Comment: Complex Federal Civil Litigation－Can Jury Trials Be Constitutionally Avoided?
The seventh amendment to the United States Constitution affords the right to a jury trial to parties to a common law action when the value in controversy exceeds twenty dollars. In a select group of extremely lengthy cases involving complex factual and legal issues, however, several United States appellate and district courts have refused to permit trial by jury. This comment reviews and evaluates different theories that may be applied to preclude the granting of a jury trial. In addition, guidelines are proposed that may be utilized by a federal district court judge in determining whether a case is so complex and lengthy that a request for a jury trial should be denied.
Bastian Lee, Deidre W. and Wootton, Eugenia Cooper
"Comment: Complex Federal Civil Litigation－Can Jury Trials Be Constitutionally Avoided?,"

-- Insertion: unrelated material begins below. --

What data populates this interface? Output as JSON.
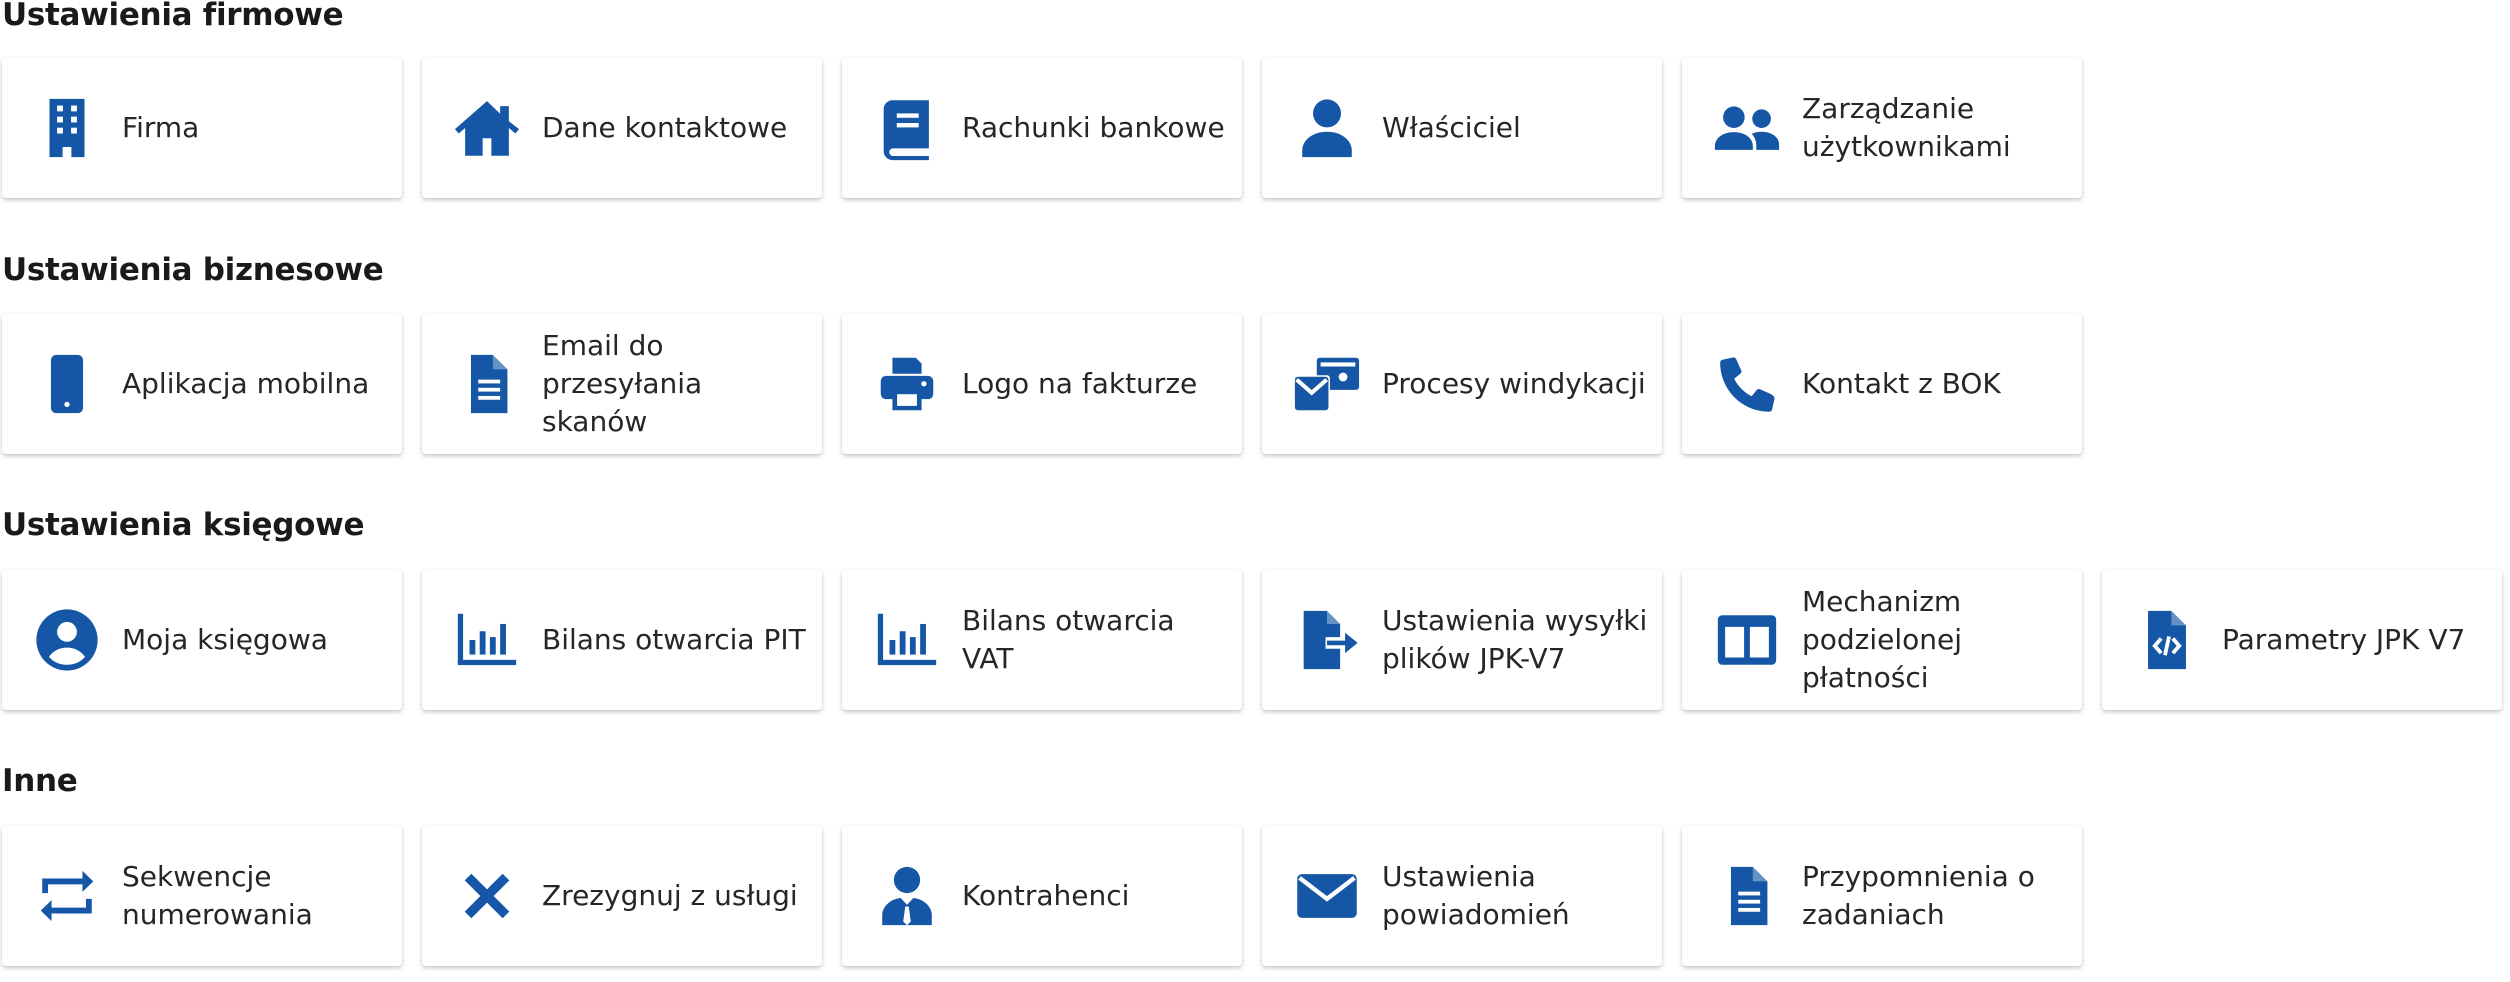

University of Baltimore Law Review: Vol. 11:
1, Article 4.
Available at: https://scholarworks.law.ubalt.edu/ublr/vol11/iss1/4